We study the quarterly bilateral real exchange rate and the relative price of non-traded to traded goods for 1225 country pairs over 1980-2005. We show that the two variables are positively correlated, but that movements in the relative price measure are smaller than those in the real exchange rate. The relation between the two variables is stronger when there is an intense trade relationship between two countries and when the variance of the real exchange rate between them is small. The relation does not change for rich/poor country bilateral pairs or for high inflation/low inflation country pairs. We identify an anomaly: The relation between the real exchange rate and relative price of non-traded goods for US/EU bilateral trade partners is unusually weak.

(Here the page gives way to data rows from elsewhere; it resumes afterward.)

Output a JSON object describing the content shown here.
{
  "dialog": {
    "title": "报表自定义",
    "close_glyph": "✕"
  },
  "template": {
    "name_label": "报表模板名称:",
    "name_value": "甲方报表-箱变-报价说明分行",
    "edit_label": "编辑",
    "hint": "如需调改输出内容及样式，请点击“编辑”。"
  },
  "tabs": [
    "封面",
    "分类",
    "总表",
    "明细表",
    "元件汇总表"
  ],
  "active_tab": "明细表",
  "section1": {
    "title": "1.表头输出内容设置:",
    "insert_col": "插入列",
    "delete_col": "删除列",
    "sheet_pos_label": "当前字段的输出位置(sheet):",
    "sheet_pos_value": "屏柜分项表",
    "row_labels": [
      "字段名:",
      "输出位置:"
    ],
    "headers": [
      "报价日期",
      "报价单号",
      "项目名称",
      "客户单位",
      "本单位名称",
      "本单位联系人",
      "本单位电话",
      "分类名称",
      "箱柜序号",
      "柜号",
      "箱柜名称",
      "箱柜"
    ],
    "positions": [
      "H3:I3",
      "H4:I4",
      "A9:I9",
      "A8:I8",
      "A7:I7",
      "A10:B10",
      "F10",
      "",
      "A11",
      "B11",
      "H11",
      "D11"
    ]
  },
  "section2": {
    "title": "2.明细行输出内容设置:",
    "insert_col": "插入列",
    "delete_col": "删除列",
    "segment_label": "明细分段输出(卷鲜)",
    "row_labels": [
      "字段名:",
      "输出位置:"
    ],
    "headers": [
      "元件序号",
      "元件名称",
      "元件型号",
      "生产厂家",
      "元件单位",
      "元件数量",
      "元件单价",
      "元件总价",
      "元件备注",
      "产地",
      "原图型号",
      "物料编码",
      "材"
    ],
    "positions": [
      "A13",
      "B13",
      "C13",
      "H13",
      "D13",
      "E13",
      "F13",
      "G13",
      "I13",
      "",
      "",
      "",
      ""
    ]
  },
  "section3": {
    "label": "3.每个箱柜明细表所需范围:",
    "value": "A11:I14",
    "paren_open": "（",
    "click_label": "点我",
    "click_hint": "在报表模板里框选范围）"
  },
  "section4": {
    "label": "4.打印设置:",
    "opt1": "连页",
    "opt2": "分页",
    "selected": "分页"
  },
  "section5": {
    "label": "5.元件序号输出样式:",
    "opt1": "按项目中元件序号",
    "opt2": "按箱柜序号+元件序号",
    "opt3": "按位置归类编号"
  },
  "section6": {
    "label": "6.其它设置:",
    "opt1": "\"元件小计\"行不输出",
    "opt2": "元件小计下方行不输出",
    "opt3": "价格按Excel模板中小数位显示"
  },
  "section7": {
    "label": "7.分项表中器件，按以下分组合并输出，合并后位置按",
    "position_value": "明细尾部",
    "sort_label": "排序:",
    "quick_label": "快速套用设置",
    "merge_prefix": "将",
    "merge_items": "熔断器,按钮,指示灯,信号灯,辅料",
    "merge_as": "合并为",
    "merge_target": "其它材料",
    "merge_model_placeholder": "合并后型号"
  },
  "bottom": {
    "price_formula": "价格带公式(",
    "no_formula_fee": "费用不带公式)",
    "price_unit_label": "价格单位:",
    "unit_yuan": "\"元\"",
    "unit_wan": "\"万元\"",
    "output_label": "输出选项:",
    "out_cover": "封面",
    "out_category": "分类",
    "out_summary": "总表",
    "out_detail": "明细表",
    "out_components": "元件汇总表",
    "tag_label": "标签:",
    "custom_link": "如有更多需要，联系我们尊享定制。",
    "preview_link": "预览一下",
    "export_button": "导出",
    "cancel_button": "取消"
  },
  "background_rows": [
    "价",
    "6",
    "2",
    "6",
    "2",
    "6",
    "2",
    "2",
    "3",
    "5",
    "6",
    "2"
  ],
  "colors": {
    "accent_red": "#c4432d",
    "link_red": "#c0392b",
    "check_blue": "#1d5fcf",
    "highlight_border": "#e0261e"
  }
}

A very preliminary version of this paper was circulated in November 2001. The authors gratefully acknowledge the financial support of the National Science Foundation. We would like to thank David Backus, Rudolfs Bems, Paul Bergin, Mario Crucini, Mick Devereux, Charles Engel, Gonzalo Fernández de Córdoba, Kristian Hartelius, Patrick Kehoe, Beverly Lapham, Chris Telmer, and seminar participants at the 2001 Canadian Macro Study Group Meetings, Claremont Mckenna College, FRB Minneapolis, FRB New York, FRB Philadelphia, NYU, Stanford, UC-Davis, UCLA, the University of Kansas, USC, the 2001 Annual Meeting of the Society for Economic Dynamics, the 2003 Workshop of the Jornadas Béticas de Macroeconomía Dinámica, the 2006 Summer Meetings of the Econometric Society, and the 2006 Latin American Econometric Society Meetings for very helpful comments and suggestions. We also thank John Dalton, Jim MacGee, Ananth Ramanarayanan, Kim Ruhl, and Kevin Wiseman for extraordinary research assistance and Guihong Chen for help with the Chinese data. All of the data used in this paper are available at http://www.econ.umn.edu/~tkehoe. The views expressed herein are those of the authors and not necessarily those of the Federal Reserve Bank of Minneapolis, the Federal Reserve System, or the National Bureau of Economic Research.
- The traditional theory - [the law of one price for traded goods] -- works best for pairs of countries that trade a lot with each other,...